But it is also important to recognise that there were (and are) many different experiences by different ethnic groups, classes, ages and localities within these wider communities. Since the 1990s, many scholars have been reluctant to use the term ‘black’ to include both African-Caribbeans and Asians as it was believed that the term failed to recognise the differences between the multitude of diaspora communities. It was argued that non-white people in Britain could not amalgamated into one homogenous category.
One question that arises from this is what term do historians of the period of ‘black’ activism (from the late 1960s to the mid-1980s) use?
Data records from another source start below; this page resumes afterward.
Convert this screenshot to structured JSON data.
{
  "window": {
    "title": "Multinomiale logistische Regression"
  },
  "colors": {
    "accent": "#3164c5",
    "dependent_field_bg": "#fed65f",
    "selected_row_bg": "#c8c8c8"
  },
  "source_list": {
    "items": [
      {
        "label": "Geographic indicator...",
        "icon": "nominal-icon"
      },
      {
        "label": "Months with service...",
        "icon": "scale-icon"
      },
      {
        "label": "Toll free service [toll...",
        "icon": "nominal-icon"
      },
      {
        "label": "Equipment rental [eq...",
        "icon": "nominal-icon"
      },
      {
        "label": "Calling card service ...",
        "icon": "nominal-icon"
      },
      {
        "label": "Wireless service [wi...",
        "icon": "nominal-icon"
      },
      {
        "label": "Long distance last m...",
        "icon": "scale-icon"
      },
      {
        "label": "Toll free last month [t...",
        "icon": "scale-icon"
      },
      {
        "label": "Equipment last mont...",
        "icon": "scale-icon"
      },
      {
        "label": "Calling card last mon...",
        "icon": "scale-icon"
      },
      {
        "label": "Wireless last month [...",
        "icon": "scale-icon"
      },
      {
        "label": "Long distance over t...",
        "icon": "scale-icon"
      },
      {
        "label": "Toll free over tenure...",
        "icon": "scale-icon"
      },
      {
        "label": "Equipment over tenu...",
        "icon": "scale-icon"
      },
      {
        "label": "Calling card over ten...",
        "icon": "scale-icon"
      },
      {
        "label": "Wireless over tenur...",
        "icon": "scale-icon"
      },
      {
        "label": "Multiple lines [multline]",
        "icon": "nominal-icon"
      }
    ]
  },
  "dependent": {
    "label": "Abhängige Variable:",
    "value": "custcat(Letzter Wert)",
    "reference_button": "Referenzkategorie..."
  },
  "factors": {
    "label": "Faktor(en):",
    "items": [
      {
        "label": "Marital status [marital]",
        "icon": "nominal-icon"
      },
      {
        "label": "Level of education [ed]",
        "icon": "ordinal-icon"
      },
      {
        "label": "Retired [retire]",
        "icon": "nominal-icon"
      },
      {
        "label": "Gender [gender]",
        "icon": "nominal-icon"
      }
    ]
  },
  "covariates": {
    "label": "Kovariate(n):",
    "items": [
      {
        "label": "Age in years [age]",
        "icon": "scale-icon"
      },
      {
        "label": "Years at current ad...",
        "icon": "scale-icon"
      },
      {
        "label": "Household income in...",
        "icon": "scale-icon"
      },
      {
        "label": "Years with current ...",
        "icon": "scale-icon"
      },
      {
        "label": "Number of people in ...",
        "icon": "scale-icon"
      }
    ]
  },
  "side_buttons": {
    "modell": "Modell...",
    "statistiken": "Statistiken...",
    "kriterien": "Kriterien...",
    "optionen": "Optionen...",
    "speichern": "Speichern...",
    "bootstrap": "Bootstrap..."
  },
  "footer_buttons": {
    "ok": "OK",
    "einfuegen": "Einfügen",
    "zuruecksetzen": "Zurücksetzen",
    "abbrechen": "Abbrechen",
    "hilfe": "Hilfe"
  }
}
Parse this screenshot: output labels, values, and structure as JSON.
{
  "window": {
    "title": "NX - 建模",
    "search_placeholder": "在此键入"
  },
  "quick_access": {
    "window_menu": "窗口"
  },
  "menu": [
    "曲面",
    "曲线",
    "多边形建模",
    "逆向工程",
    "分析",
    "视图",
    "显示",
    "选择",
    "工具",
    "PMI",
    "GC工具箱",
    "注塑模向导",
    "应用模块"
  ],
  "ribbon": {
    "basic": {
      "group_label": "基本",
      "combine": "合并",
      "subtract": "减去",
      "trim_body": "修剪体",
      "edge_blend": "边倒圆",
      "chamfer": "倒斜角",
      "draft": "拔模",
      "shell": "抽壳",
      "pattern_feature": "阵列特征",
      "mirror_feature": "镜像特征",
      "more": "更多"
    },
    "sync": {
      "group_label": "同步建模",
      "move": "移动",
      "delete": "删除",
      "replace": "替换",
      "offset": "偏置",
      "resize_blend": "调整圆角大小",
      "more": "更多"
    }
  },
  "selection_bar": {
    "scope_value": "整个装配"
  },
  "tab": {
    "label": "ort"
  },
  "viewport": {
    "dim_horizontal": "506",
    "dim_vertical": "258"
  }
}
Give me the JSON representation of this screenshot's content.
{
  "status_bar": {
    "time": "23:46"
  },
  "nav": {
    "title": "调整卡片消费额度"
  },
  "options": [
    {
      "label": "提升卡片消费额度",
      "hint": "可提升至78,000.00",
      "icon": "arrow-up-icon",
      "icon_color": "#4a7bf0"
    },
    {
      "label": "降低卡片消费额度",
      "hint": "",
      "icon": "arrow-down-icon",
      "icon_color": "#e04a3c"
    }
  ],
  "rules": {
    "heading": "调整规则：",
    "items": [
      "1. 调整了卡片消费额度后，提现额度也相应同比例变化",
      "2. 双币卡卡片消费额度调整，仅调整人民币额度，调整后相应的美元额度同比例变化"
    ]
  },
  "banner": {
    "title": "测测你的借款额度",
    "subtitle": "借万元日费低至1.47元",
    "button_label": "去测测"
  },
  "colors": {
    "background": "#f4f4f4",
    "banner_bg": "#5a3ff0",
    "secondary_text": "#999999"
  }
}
In her history of black activism in Britain, Kalbir Shukra wrote:
I retain “black” not to bestow any authority upon it, but because it is the term most commonly preferred by those who were the focus of this project.[vi]
In the past, I have followed Shukra’s reasoning, but am curious to see what other people think.
[i] Peter Fryer, Staying Power: The History of Black People in Britain, Pluto Press, London, 1984; Ron Ramdin, The Making of the Black Working Class in Britain, Gower, Aldershot, 1987
[ii] Paul Gilroy, There Ain’t No Black in the Union Jack: The Cultural Politics of Race and Nation, Routledge, London, 2002, p. 36
[iii] A. Sivanandan, ‘RAT and the Degradation of Black Struggle’, Race & Class, 25/4, 1985, p. 2
[iv] A. Sivanandan, ‘RAT and the Degradation of Black Struggle’, p. 2
[v] A. Sivanandan, ‘RAT and the Degradation of Black Struggle’, p. 2
[vi] Kalbir Shukra, The Changing Pattern of Black Politics in Britain, Pluto Press, London, 1998, p. 125